TASK PROMPT:
Output the records exactly as they appear, with no pictures included.

- Opening Delimiter -

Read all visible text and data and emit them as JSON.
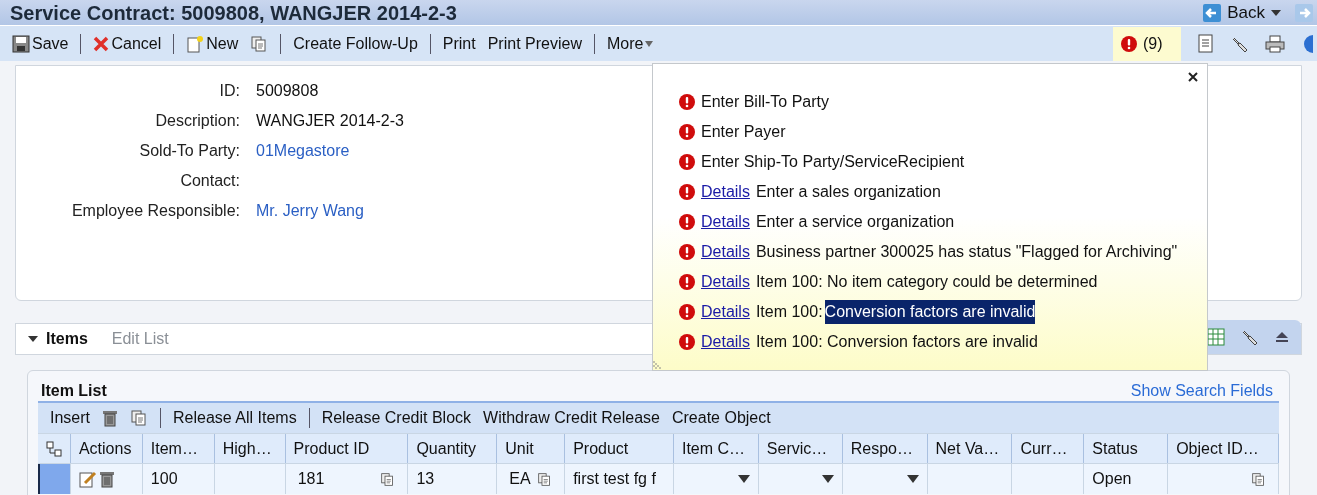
{
  "window": {
    "title": "Service Contract: 5009808, WANGJER 2014-2-3",
    "back": "Back"
  },
  "toolbar": {
    "items": [
      {
        "kind": "save",
        "label": "Save"
      },
      {
        "kind": "cancel",
        "label": "Cancel"
      },
      {
        "kind": "new",
        "label": "New"
      },
      {
        "kind": "copy"
      },
      {
        "kind": "text",
        "label": "Create Follow-Up"
      },
      {
        "kind": "text",
        "label": "Print"
      },
      {
        "kind": "text",
        "label": "Print Preview"
      },
      {
        "kind": "menu",
        "label": "More"
      }
    ],
    "message_count": "(9)"
  },
  "general_data": {
    "fields": [
      {
        "label": "ID:",
        "value": "5009808",
        "kind": "text"
      },
      {
        "label": "Description:",
        "value": "WANGJER 2014-2-3",
        "kind": "text"
      },
      {
        "label": "Sold-To Party:",
        "value": "01Megastore",
        "kind": "link"
      },
      {
        "label": "Contact:"
      },
      {
        "label": "Employee Responsible:",
        "value": "Mr. Jerry Wang",
        "kind": "link"
      }
    ]
  },
  "messages": [
    {
      "text": "Enter Bill-To Party"
    },
    {
      "text": "Enter Payer"
    },
    {
      "text": "Enter Ship-To Party/ServiceRecipient"
    },
    {
      "link": "Details",
      "text": "Enter a sales organization"
    },
    {
      "link": "Details",
      "text": "Enter a service organization"
    },
    {
      "link": "Details",
      "text": "Business partner 300025 has status \"Flagged for Archiving\""
    },
    {
      "link": "Details",
      "text": "Item 100: No item category could be determined"
    },
    {
      "link": "Details",
      "text": "Item 100:",
      "selected_text": "Conversion factors are invalid"
    },
    {
      "link": "Details",
      "text": "Item 100: Conversion factors are invalid"
    }
  ],
  "items_section": {
    "tabs": [
      {
        "label": "Items",
        "selected": true
      },
      {
        "label": "Edit List",
        "selected": false
      }
    ],
    "title": "Item List",
    "search_link": "Show Search Fields",
    "toolbar": [
      {
        "kind": "text",
        "label": "Insert"
      },
      {
        "kind": "delete"
      },
      {
        "kind": "copy"
      },
      {
        "kind": "separator"
      },
      {
        "kind": "text",
        "label": "Release All Items"
      },
      {
        "kind": "separator"
      },
      {
        "kind": "text",
        "label": "Release Credit Block"
      },
      {
        "kind": "text",
        "label": "Withdraw Credit Release"
      },
      {
        "kind": "text",
        "label": "Create Object"
      }
    ],
    "columns": [
      "Actions",
      "Item…",
      "High…",
      "Product ID",
      "Quantity",
      "Unit",
      "Product",
      "Item C…",
      "Servic…",
      "Respo…",
      "Net Va…",
      "Curr…",
      "Status",
      "Object ID…"
    ],
    "rows": [
      {
        "selected": true,
        "cells": [
          {
            "kind": "actions"
          },
          {
            "kind": "text",
            "text": "100"
          },
          {
            "kind": "text"
          },
          {
            "kind": "value_help",
            "text": "181"
          },
          {
            "kind": "text",
            "text": "13"
          },
          {
            "kind": "value_help",
            "text": "EA"
          },
          {
            "kind": "text",
            "text": "first test fg f"
          },
          {
            "kind": "dropdown"
          },
          {
            "kind": "dropdown"
          },
          {
            "kind": "dropdown"
          },
          {
            "kind": "text"
          },
          {
            "kind": "text"
          },
          {
            "kind": "text",
            "text": "Open"
          },
          {
            "kind": "value_help"
          }
        ]
      }
    ]
  }
}
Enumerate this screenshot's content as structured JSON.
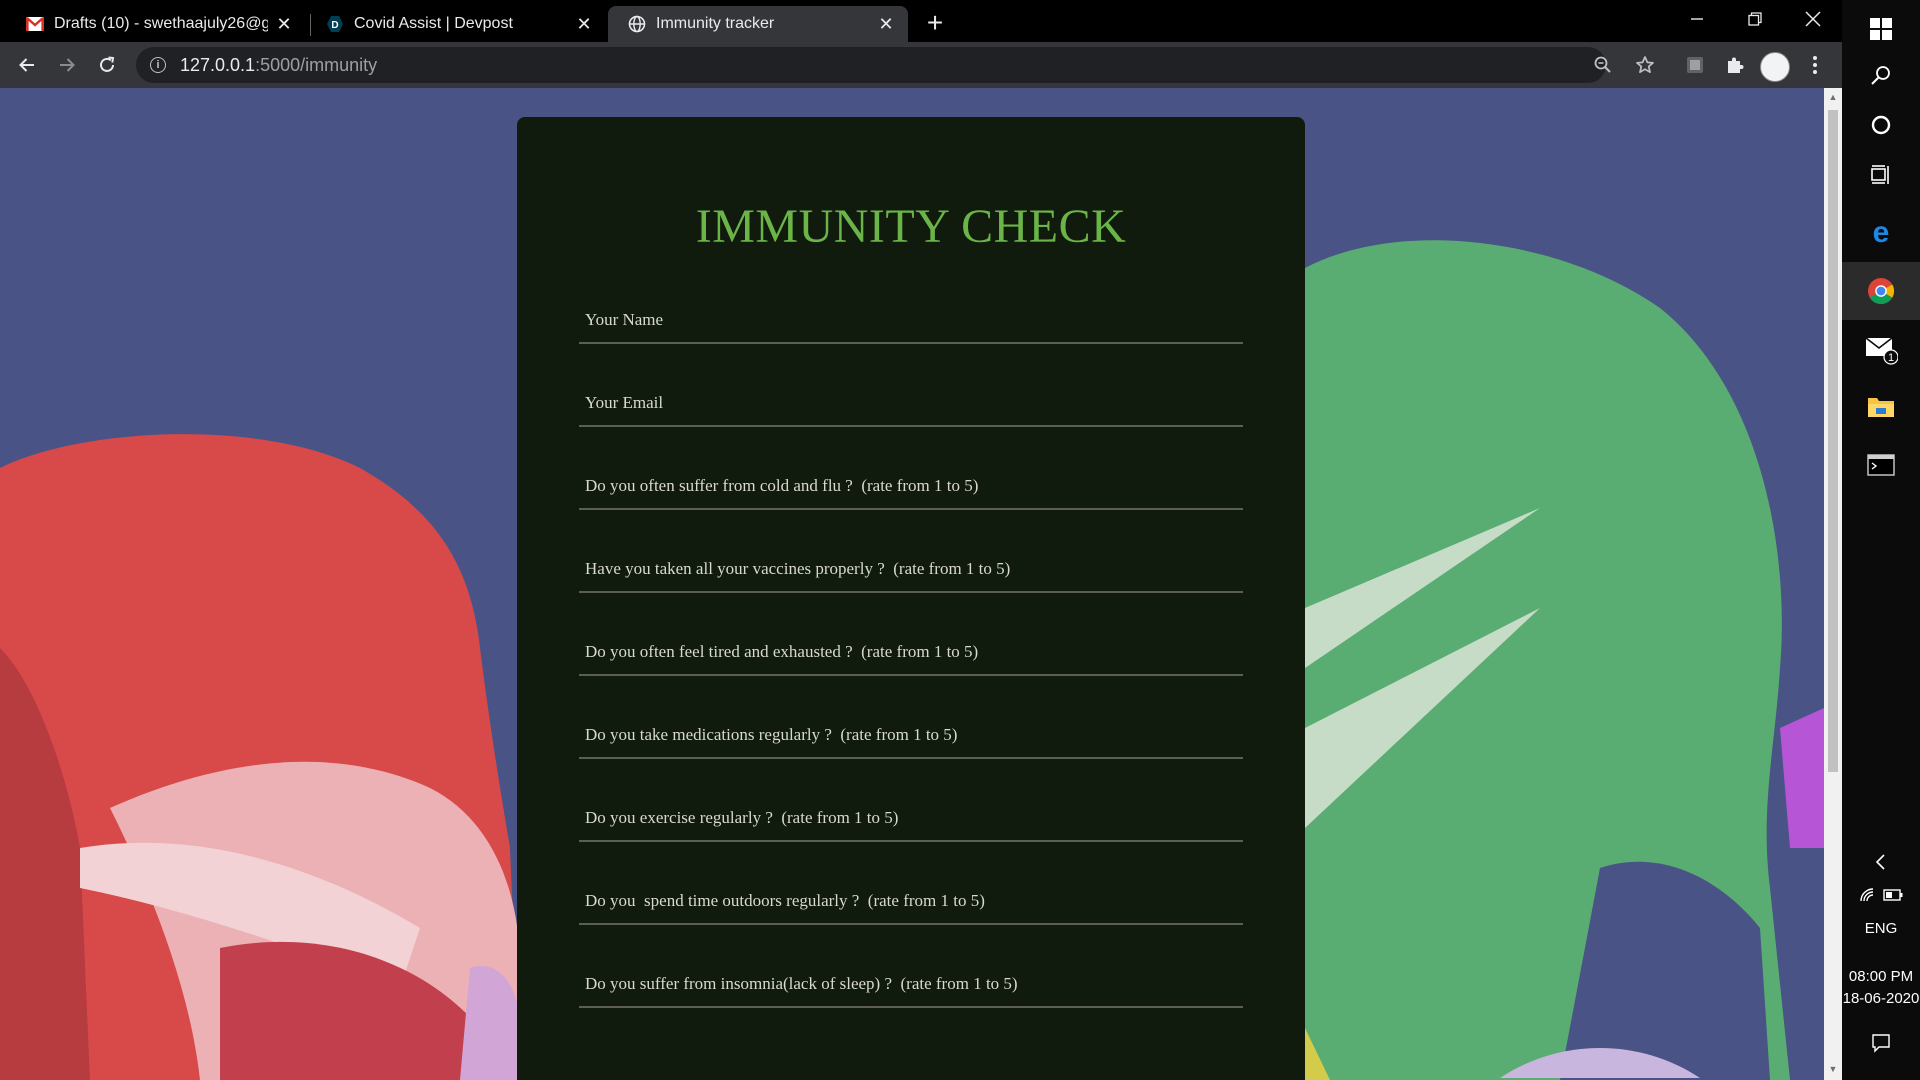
{
  "browser": {
    "tabs": [
      {
        "title": "Drafts (10) - swethaajuly26@gmail.com",
        "favicon": "gmail-icon",
        "active": false
      },
      {
        "title": "Covid Assist | Devpost",
        "favicon": "devpost-icon",
        "active": false
      },
      {
        "title": "Immunity tracker",
        "favicon": "globe-icon",
        "active": true
      }
    ],
    "url_host": "127.0.0.1",
    "url_path": ":5000/immunity",
    "devpost_letter": "D"
  },
  "form": {
    "title": "IMMUNITY CHECK",
    "fields": [
      {
        "placeholder": "Your Name"
      },
      {
        "placeholder": "Your Email"
      },
      {
        "placeholder": "Do you often suffer from cold and flu ?  (rate from 1 to 5)"
      },
      {
        "placeholder": "Have you taken all your vaccines properly ?  (rate from 1 to 5)"
      },
      {
        "placeholder": "Do you often feel tired and exhausted ?  (rate from 1 to 5)"
      },
      {
        "placeholder": "Do you take medications regularly ?  (rate from 1 to 5)"
      },
      {
        "placeholder": "Do you exercise regularly ?  (rate from 1 to 5)"
      },
      {
        "placeholder": "Do you  spend time outdoors regularly ?  (rate from 1 to 5)"
      },
      {
        "placeholder": "Do you suffer from insomnia(lack of sleep) ?  (rate from 1 to 5)"
      }
    ]
  },
  "taskbar": {
    "mail_badge": "1",
    "language": "ENG",
    "time": "08:00 PM",
    "date": "18-06-2020"
  },
  "colors": {
    "page_background": "#4a5386",
    "card_background": "#101a0d",
    "title_green": "#6bb448",
    "figure_red": "#d84a4a",
    "figure_green": "#5aad72"
  }
}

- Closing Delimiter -

REPLY TO THE EXERCISE:
Read all visible text and data and emit them as JSON.
{
  "window": {
    "title": "Service Contract: 5009808, WANGJER 2014-2-3",
    "back": "Back"
  },
  "toolbar": {
    "items": [
      {
        "kind": "save",
        "label": "Save"
      },
      {
        "kind": "cancel",
        "label": "Cancel"
      },
      {
        "kind": "new",
        "label": "New"
      },
      {
        "kind": "copy"
      },
      {
        "kind": "text",
        "label": "Create Follow-Up"
      },
      {
        "kind": "text",
        "label": "Print"
      },
      {
        "kind": "text",
        "label": "Print Preview"
      },
      {
        "kind": "menu",
        "label": "More"
      }
    ],
    "message_count": "(9)"
  },
  "general_data": {
    "fields": [
      {
        "label": "ID:",
        "value": "5009808",
        "kind": "text"
      },
      {
        "label": "Description:",
        "value": "WANGJER 2014-2-3",
        "kind": "text"
      },
      {
        "label": "Sold-To Party:",
        "value": "01Megastore",
        "kind": "link"
      },
      {
        "label": "Contact:"
      },
      {
        "label": "Employee Responsible:",
        "value": "Mr. Jerry Wang",
        "kind": "link"
      }
    ]
  },
  "messages": [
    {
      "text": "Enter Bill-To Party"
    },
    {
      "text": "Enter Payer"
    },
    {
      "text": "Enter Ship-To Party/ServiceRecipient"
    },
    {
      "link": "Details",
      "text": "Enter a sales organization"
    },
    {
      "link": "Details",
      "text": "Enter a service organization"
    },
    {
      "link": "Details",
      "text": "Business partner 300025 has status \"Flagged for Archiving\""
    },
    {
      "link": "Details",
      "text": "Item 100: No item category could be determined"
    },
    {
      "link": "Details",
      "text": "Item 100:",
      "selected_text": "Conversion factors are invalid"
    },
    {
      "link": "Details",
      "text": "Item 100: Conversion factors are invalid"
    }
  ],
  "items_section": {
    "tabs": [
      {
        "label": "Items",
        "selected": true
      },
      {
        "label": "Edit List",
        "selected": false
      }
    ],
    "title": "Item List",
    "search_link": "Show Search Fields",
    "toolbar": [
      {
        "kind": "text",
        "label": "Insert"
      },
      {
        "kind": "delete"
      },
      {
        "kind": "copy"
      },
      {
        "kind": "separator"
      },
      {
        "kind": "text",
        "label": "Release All Items"
      },
      {
        "kind": "separator"
      },
      {
        "kind": "text",
        "label": "Release Credit Block"
      },
      {
        "kind": "text",
        "label": "Withdraw Credit Release"
      },
      {
        "kind": "text",
        "label": "Create Object"
      }
    ],
    "columns": [
      "Actions",
      "Item…",
      "High…",
      "Product ID",
      "Quantity",
      "Unit",
      "Product",
      "Item C…",
      "Servic…",
      "Respo…",
      "Net Va…",
      "Curr…",
      "Status",
      "Object ID…"
    ],
    "rows": [
      {
        "selected": true,
        "cells": [
          {
            "kind": "actions"
          },
          {
            "kind": "text",
            "text": "100"
          },
          {
            "kind": "text"
          },
          {
            "kind": "value_help",
            "text": "181"
          },
          {
            "kind": "text",
            "text": "13"
          },
          {
            "kind": "value_help",
            "text": "EA"
          },
          {
            "kind": "text",
            "text": "first test fg f"
          },
          {
            "kind": "dropdown"
          },
          {
            "kind": "dropdown"
          },
          {
            "kind": "dropdown"
          },
          {
            "kind": "text"
          },
          {
            "kind": "text"
          },
          {
            "kind": "text",
            "text": "Open"
          },
          {
            "kind": "value_help"
          }
        ]
      }
    ]
  }
}
Enumerate this screenshot's content as structured JSON.
{
  "browser": {
    "tabs": [
      {
        "title": "Drafts (10) - swethaajuly26@gmail.com",
        "favicon": "gmail-icon",
        "active": false
      },
      {
        "title": "Covid Assist | Devpost",
        "favicon": "devpost-icon",
        "active": false
      },
      {
        "title": "Immunity tracker",
        "favicon": "globe-icon",
        "active": true
      }
    ],
    "url_host": "127.0.0.1",
    "url_path": ":5000/immunity",
    "devpost_letter": "D"
  },
  "form": {
    "title": "IMMUNITY CHECK",
    "fields": [
      {
        "placeholder": "Your Name"
      },
      {
        "placeholder": "Your Email"
      },
      {
        "placeholder": "Do you often suffer from cold and flu ?  (rate from 1 to 5)"
      },
      {
        "placeholder": "Have you taken all your vaccines properly ?  (rate from 1 to 5)"
      },
      {
        "placeholder": "Do you often feel tired and exhausted ?  (rate from 1 to 5)"
      },
      {
        "placeholder": "Do you take medications regularly ?  (rate from 1 to 5)"
      },
      {
        "placeholder": "Do you exercise regularly ?  (rate from 1 to 5)"
      },
      {
        "placeholder": "Do you  spend time outdoors regularly ?  (rate from 1 to 5)"
      },
      {
        "placeholder": "Do you suffer from insomnia(lack of sleep) ?  (rate from 1 to 5)"
      }
    ]
  },
  "taskbar": {
    "mail_badge": "1",
    "language": "ENG",
    "time": "08:00 PM",
    "date": "18-06-2020"
  },
  "colors": {
    "page_background": "#4a5386",
    "card_background": "#101a0d",
    "title_green": "#6bb448",
    "figure_red": "#d84a4a",
    "figure_green": "#5aad72"
  }
}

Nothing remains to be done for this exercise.